#### TO DO
Where a line below holds the string "pused", copy that line.

[EXCERPTED DATA — start]

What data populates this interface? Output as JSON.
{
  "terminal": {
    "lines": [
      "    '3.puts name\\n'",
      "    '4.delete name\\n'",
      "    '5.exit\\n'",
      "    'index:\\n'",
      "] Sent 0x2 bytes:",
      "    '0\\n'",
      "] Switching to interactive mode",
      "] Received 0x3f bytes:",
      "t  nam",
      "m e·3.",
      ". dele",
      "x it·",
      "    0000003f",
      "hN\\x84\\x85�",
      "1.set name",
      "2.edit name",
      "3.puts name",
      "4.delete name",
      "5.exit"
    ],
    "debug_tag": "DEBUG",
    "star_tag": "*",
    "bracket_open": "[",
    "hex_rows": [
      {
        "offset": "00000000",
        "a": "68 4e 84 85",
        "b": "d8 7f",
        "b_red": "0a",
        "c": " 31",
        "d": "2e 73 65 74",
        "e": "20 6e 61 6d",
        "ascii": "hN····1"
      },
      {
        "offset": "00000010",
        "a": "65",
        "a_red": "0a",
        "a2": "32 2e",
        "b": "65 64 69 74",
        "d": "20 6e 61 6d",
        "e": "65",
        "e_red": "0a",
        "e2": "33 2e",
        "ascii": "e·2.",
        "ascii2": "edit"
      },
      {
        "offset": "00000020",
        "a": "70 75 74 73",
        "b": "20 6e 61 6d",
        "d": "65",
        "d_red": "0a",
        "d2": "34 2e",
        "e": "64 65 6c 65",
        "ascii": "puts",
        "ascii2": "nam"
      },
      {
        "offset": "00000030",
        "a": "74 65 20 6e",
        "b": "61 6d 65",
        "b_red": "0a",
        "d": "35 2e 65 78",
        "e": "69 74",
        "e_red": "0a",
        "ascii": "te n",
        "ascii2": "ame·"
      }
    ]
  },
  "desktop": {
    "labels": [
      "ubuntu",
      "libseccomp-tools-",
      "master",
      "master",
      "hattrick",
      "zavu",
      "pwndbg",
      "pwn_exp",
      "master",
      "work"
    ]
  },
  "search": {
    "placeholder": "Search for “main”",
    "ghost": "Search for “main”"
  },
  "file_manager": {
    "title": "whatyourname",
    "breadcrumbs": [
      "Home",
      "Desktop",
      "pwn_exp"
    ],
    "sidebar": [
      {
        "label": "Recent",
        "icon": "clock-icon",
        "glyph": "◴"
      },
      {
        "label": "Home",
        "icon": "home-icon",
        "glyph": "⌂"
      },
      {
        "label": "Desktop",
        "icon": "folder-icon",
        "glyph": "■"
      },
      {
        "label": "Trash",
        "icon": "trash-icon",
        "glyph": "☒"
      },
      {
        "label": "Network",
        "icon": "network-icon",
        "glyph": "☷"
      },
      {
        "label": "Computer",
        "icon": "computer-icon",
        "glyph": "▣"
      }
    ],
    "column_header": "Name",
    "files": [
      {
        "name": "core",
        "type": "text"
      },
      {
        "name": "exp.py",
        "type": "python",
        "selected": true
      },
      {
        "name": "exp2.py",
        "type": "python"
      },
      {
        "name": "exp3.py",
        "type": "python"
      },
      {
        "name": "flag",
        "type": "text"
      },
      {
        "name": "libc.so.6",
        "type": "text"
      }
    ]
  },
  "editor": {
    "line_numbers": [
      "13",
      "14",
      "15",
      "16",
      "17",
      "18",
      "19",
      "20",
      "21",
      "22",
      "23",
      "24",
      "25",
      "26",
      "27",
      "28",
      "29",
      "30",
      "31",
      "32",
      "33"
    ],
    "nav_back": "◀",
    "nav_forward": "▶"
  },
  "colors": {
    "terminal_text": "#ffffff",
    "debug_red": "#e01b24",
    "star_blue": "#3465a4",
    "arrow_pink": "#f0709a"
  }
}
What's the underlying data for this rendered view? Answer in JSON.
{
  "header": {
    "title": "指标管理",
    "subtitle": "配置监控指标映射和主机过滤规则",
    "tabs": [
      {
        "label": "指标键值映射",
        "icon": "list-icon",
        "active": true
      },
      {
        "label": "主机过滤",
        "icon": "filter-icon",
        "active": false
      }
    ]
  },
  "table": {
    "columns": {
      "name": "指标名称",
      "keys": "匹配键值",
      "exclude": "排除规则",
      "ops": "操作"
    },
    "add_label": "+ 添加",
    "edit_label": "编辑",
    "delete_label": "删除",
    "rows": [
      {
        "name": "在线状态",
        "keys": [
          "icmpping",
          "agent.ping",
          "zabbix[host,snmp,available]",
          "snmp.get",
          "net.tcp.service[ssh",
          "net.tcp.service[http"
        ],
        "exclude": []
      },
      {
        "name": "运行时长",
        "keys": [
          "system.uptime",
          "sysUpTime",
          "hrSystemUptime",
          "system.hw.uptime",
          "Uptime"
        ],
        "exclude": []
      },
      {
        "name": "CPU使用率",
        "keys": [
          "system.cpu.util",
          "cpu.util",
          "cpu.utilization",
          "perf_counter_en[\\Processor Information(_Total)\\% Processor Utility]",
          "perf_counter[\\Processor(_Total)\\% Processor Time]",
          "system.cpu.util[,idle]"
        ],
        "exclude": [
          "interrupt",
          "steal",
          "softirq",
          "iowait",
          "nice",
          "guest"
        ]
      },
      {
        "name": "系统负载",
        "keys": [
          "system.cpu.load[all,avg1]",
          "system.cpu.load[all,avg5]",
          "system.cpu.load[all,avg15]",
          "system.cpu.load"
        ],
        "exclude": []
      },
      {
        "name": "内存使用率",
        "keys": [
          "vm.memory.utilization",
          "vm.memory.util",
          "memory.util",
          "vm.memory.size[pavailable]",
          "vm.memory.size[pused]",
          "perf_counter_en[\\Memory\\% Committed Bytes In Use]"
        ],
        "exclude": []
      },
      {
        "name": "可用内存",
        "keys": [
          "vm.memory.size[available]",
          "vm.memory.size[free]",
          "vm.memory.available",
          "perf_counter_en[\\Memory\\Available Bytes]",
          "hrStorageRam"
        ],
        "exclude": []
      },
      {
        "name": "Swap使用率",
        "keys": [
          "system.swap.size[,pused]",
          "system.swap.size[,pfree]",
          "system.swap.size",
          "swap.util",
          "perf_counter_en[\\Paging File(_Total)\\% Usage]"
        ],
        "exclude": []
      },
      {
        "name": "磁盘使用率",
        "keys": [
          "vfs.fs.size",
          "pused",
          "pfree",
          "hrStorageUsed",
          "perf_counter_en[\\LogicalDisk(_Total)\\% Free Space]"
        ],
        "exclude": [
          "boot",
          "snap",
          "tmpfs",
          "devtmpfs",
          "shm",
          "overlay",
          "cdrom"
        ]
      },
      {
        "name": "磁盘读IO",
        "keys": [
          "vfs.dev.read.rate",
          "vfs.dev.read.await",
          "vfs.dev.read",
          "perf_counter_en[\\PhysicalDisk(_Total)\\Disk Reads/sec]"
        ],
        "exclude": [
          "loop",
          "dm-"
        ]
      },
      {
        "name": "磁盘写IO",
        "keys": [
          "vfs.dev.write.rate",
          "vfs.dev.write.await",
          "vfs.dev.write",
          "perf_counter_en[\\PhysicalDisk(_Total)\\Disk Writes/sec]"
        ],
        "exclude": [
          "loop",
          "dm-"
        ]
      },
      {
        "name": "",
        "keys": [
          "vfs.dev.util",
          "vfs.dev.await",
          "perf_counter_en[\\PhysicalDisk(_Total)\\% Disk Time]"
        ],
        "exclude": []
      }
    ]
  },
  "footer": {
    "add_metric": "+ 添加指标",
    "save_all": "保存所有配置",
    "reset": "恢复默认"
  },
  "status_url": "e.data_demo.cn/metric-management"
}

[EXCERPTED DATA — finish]

#### YOUR SOLUTION
          "vm.memory.size[pused]",
          "system.swap.size[,pused]",
          "pused",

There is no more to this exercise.